Set daily goals:

-Today I will have veggies at every meal.

-Today I will have my smoothie without added sugar

-Today I will have more water than usual

and those are just a few

Set Weekly Goals:

-This week I will lose .5-1 pound.

-This week I will only have 1 bag of chips

-This week I will only have whole grain carbs

-This week I will not eat fried foods

-This week I will go from exercising zero times a week to 1-2 times a week.

Get the picture? Baby steps lead to achieving Monthly Goals:

-This month I will lose 5-10 Pounds (everyones body is different and loses weight at different paces, the goal is to focus on healthy habits)

-This month I went from eating 30 bad meals, to 15 bad meals

-This month I hit my exercise goals

Which helps you meet your annual fitness goals.

If there is one take home phrase I would love for “baby steps” to stick with you.  Don;y focus on bad decisions, focus on all of the good decisions.

 

Macronutrients vs Micronutrients part 2

On Monday I went over the 3 different Macronutrients: Carbs, Proteins, and Fats.  Today, I’m hoping this post will clear up any confusion over the basics of Micronutrients.  Unlike macros that are needed in large amounts, micronutrients are only necessary in small amounts.  They are the Vitamins and Minerals.

Vitamins: A, C, D, K, E, & Bs

Minerals: Fluoride, Selenium, Iodine, Copper, Zinc, Sodium, Iron

Sodium is used for fluid balance and blood pH regulation in the body.  Manganese is required for Bone formation, to metabolize macronutrients, and energy production. Magnesium is needed for heart rhythm, glucose conversion to energy, and is needed to metabolize calcium and vitamin C.  Iron is needed to produce lymphocytes and red blood cells.  Chloride is needed to regulate water, electrolytes, and cell pH.  Though there are many more micro nutrients, I decided to name only a few to help you understand that though they are required in small amounts they are incredibly necessary for your body’s everyday processes.

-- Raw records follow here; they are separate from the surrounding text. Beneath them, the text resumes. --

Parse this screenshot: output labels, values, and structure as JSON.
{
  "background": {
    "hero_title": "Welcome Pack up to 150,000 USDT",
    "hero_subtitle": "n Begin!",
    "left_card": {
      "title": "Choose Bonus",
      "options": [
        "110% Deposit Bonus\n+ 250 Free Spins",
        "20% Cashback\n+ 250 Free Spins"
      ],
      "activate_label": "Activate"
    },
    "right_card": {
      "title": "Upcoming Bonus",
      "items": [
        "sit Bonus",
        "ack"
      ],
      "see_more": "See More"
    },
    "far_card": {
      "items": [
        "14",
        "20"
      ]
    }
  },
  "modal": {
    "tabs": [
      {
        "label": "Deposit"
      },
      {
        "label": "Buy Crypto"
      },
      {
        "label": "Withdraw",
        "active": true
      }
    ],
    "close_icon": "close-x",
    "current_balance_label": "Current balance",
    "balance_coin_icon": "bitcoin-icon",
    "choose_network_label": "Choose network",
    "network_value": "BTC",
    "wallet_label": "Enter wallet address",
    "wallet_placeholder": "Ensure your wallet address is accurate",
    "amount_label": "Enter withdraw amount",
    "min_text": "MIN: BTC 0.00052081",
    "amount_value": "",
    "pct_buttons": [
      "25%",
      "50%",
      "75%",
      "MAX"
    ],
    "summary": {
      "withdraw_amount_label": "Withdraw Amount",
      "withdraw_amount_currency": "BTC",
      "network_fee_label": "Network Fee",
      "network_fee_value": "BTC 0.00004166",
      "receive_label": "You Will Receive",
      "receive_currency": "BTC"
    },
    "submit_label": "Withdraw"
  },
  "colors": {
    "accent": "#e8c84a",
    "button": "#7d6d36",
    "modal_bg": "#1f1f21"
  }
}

Being deficient in Micronutrients, is usually due to a poor and unbalanced diet, and it incredibly dangerous.  Being deficient in iodine for example, is the lading cause of brain damage, still births, and miscarriages.  Vitamin A deficiency can cause blindness in kids as well as night time blindness in women pregnant.  Iron deficiency anemia is the most common of micronutrient deficiencies and occurs when your body is not producing enough red blood cells.  Unless you have a documented deficiency however, you shouldn’t worry about any side effects from being micronutrient deficient.micro chart